### TASK PROMPT
Filter the entries for the word "image". Copy each line that has it.

[Data records]
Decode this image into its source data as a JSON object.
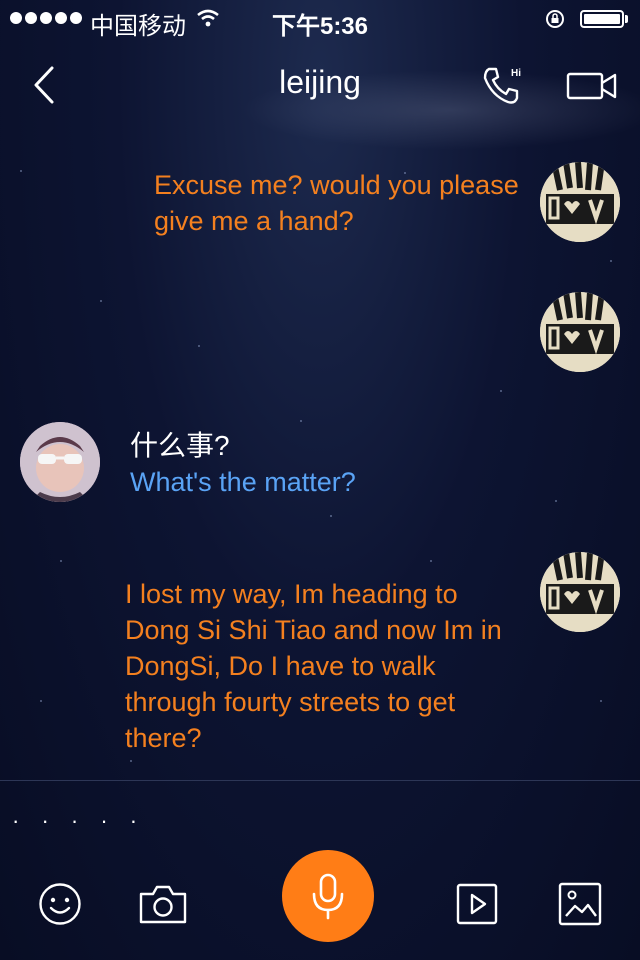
{
  "status_bar": {
    "carrier": "中国移动",
    "time": "下午5:36",
    "battery_level": 1.0
  },
  "header": {
    "title": "leijing",
    "call_icon_label": "Hi"
  },
  "messages": [
    {
      "sender": "me",
      "text": "Excuse me? would you please give me a hand?"
    },
    {
      "sender": "me",
      "text": ""
    },
    {
      "sender": "other",
      "text": "什么事?",
      "translation": "What's the matter?"
    },
    {
      "sender": "me",
      "text": "I lost my way, Im heading to Dong Si Shi Tiao and now Im in DongSi, Do I have to walk through fourty streets to get there?"
    }
  ],
  "composer": {
    "typing_indicator": "· · · · ·"
  },
  "toolbar": {
    "icons": [
      "smile-icon",
      "camera-icon",
      "microphone-icon",
      "play-icon",
      "image-icon"
    ]
  },
  "colors": {
    "outgoing_text": "#f4801f",
    "translation_text": "#5aa3f5",
    "mic_button": "#ff7d16",
    "background": "#0d1432"
  }
}
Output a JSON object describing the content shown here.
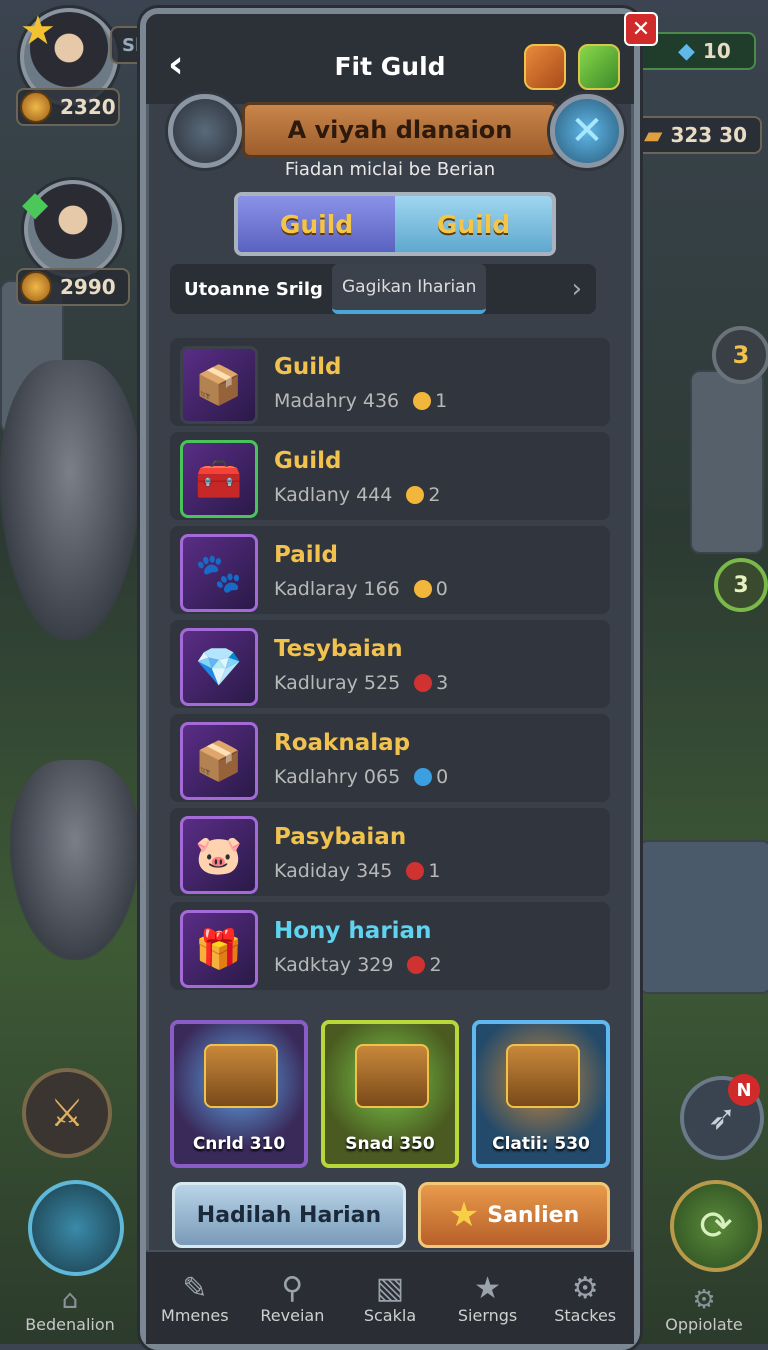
{
  "left_hud": [
    {
      "value": "2320"
    },
    {
      "value": "2990"
    }
  ],
  "right_hud": {
    "gems": "10",
    "gold": "323 30",
    "badge_top": "3",
    "badge_mid": "3",
    "notif": "N"
  },
  "left_top_label": "Sl",
  "panel": {
    "title": "Fit Guld",
    "back_icon": "‹",
    "banner": "A viyah dlanaion",
    "subtitle": "Fiadan miclai be Berian",
    "tabs": [
      {
        "label": "Guild"
      },
      {
        "label": "Guild"
      }
    ],
    "filter_label": "Utoanne Srilg",
    "filter_chip": "Gagikan Iharian",
    "filter_arrow": "›"
  },
  "items": [
    {
      "name": "Guild",
      "meta": "Madahry 436",
      "count": "1",
      "dot_color": "#f2b63a",
      "icon": "📦",
      "border": "#3b424b",
      "name_color": "#f1c24e"
    },
    {
      "name": "Guild",
      "meta": "Kadlany 444",
      "count": "2",
      "dot_color": "#f2b63a",
      "icon": "🧰",
      "border": "#49c45a",
      "name_color": "#f1c24e"
    },
    {
      "name": "Paild",
      "meta": "Kadlaray 166",
      "count": "0",
      "dot_color": "#f2b63a",
      "icon": "🐾",
      "border": "#a46bd8",
      "name_color": "#f1c24e"
    },
    {
      "name": "Tesybaian",
      "meta": "Kadluray 525",
      "count": "3",
      "dot_color": "#d03232",
      "icon": "💎",
      "border": "#a46bd8",
      "name_color": "#f1c24e"
    },
    {
      "name": "Roaknalap",
      "meta": "Kadlahry 065",
      "count": "0",
      "dot_color": "#3aa0e0",
      "icon": "📦",
      "border": "#a46bd8",
      "name_color": "#f1c24e"
    },
    {
      "name": "Pasybaian",
      "meta": "Kadiday 345",
      "count": "1",
      "dot_color": "#d03232",
      "icon": "🐷",
      "border": "#a46bd8",
      "name_color": "#f1c24e"
    },
    {
      "name": "Hony harian",
      "meta": "Kadktay 329",
      "count": "2",
      "dot_color": "#d03232",
      "icon": "🎁",
      "border": "#a46bd8",
      "name_color": "#5fd3f0"
    }
  ],
  "chests": [
    {
      "label": "Cnrld 310",
      "bg": "#3a2a5a",
      "border": "#8a5cc8",
      "glow": "#5fa8e8"
    },
    {
      "label": "Snad 350",
      "bg": "#4a5a20",
      "border": "#b8d83a",
      "glow": "#7ac84a"
    },
    {
      "label": "Clatii: 530",
      "bg": "#234a6a",
      "border": "#5fb8f0",
      "glow": "#c8883a"
    }
  ],
  "buttons": {
    "left": "Hadilah Harian",
    "right": "Sanlien"
  },
  "nav": [
    {
      "label": "Mmenes",
      "icon": "✎"
    },
    {
      "label": "Reveian",
      "icon": "⚲"
    },
    {
      "label": "Scakla",
      "icon": "▧"
    },
    {
      "label": "Sierngs",
      "icon": "★"
    },
    {
      "label": "Stackes",
      "icon": "⚙"
    }
  ],
  "outer_nav": {
    "left": "Bedenalion",
    "right": "Oppiolate"
  }
}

### RESPONSE BELOW
Decode this image into its source data as a JSON object.
      "image-icon"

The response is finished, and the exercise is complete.